Read the lines below, and copy any that contain the string "Info".

Items from a data source
__________
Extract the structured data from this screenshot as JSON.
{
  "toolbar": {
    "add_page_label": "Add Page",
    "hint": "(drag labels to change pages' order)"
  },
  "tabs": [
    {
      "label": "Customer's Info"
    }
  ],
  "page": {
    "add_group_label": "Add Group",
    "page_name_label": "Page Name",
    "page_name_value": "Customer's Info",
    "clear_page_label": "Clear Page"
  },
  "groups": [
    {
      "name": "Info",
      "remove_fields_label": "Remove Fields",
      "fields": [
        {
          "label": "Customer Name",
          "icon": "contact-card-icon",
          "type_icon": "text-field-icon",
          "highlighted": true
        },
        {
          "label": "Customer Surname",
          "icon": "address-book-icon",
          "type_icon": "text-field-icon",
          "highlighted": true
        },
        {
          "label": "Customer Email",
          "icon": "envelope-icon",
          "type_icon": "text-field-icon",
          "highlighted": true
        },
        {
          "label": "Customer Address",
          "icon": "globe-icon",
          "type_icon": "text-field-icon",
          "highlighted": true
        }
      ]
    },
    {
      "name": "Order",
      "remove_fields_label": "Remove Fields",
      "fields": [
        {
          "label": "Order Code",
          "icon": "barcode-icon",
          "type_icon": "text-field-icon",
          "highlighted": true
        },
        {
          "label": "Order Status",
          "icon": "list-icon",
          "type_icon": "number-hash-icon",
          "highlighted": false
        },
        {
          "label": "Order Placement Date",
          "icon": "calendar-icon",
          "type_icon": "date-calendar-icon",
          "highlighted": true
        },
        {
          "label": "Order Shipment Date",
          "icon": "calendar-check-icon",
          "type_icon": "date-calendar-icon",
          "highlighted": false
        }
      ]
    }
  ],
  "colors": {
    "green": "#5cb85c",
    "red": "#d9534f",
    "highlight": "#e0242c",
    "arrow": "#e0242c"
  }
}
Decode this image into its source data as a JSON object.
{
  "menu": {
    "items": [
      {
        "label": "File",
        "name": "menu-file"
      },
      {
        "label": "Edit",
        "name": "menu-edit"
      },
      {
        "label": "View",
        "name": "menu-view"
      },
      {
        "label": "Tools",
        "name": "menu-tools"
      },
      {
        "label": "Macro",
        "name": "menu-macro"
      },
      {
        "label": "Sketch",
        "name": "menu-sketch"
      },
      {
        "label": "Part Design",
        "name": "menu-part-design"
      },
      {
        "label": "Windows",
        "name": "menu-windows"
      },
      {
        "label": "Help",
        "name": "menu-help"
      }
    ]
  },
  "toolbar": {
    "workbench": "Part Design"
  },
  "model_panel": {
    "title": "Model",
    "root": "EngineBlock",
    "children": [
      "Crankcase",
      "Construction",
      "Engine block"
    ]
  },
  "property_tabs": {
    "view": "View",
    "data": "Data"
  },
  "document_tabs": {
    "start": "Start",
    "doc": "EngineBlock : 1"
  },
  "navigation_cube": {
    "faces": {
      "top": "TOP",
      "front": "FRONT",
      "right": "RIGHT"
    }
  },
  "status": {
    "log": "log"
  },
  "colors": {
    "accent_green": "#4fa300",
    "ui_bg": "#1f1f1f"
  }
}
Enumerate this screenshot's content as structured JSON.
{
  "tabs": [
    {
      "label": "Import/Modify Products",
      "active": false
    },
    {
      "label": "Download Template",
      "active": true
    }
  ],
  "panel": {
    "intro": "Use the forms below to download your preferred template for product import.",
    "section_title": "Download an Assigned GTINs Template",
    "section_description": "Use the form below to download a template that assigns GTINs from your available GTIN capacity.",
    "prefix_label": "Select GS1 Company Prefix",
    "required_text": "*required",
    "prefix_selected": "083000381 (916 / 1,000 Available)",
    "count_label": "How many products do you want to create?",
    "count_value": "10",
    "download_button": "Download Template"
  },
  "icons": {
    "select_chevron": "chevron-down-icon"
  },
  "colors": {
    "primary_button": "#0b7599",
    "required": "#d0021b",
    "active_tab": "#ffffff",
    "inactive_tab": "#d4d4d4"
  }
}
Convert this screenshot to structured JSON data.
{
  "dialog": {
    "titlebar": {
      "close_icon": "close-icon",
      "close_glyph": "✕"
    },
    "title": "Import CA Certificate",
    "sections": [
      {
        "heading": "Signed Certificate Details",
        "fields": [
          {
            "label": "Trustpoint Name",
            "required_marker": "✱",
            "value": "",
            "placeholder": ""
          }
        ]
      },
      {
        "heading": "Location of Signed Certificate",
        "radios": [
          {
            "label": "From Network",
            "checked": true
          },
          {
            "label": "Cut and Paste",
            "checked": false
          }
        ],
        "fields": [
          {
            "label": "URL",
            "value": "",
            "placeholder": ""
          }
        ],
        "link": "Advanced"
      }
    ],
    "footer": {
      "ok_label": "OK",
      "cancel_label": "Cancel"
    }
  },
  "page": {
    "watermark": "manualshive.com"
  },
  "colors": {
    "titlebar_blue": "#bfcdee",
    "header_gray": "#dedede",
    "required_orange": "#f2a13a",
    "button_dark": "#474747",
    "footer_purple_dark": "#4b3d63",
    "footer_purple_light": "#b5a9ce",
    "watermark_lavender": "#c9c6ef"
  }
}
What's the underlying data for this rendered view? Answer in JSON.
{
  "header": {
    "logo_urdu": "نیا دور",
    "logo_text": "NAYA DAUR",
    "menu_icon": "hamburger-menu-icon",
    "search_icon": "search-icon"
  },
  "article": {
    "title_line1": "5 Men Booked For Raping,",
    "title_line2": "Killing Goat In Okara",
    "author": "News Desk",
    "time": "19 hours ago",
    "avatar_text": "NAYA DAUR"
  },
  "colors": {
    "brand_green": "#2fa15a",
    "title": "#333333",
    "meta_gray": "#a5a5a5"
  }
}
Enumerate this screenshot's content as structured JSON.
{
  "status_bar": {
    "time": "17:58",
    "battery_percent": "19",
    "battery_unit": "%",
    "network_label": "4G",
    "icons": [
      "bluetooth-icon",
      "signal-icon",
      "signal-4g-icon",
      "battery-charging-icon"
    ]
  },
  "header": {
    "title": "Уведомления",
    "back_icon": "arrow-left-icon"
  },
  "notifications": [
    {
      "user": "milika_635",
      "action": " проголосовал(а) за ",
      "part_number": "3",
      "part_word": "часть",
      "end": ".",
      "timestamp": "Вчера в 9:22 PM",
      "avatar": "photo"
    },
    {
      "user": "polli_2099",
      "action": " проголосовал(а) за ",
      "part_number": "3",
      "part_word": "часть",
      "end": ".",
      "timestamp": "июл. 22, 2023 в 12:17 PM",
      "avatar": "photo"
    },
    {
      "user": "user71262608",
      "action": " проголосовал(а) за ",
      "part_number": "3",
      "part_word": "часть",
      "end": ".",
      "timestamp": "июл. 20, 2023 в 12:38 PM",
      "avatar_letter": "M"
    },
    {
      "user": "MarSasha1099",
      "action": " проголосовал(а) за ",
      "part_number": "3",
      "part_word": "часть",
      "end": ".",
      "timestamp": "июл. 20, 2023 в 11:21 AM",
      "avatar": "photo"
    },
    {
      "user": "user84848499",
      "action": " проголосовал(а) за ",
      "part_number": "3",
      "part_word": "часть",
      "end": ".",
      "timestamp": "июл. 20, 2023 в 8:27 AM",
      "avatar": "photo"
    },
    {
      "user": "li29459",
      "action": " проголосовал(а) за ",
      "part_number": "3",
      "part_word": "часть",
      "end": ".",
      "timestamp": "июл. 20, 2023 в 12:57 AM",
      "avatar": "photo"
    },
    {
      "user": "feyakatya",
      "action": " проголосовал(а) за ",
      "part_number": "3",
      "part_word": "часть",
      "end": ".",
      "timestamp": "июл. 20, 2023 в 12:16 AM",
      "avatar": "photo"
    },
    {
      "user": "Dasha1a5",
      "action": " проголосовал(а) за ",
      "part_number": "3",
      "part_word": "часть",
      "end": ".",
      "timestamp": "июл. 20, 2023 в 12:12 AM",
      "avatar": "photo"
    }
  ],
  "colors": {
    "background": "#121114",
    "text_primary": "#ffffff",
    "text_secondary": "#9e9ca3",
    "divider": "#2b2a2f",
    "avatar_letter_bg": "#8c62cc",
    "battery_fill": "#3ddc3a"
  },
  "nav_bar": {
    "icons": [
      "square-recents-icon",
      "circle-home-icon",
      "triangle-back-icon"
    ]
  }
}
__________
Result below →
      "label": "Customer's Info"
    "page_name_value": "Customer's Info",
      "name": "Info",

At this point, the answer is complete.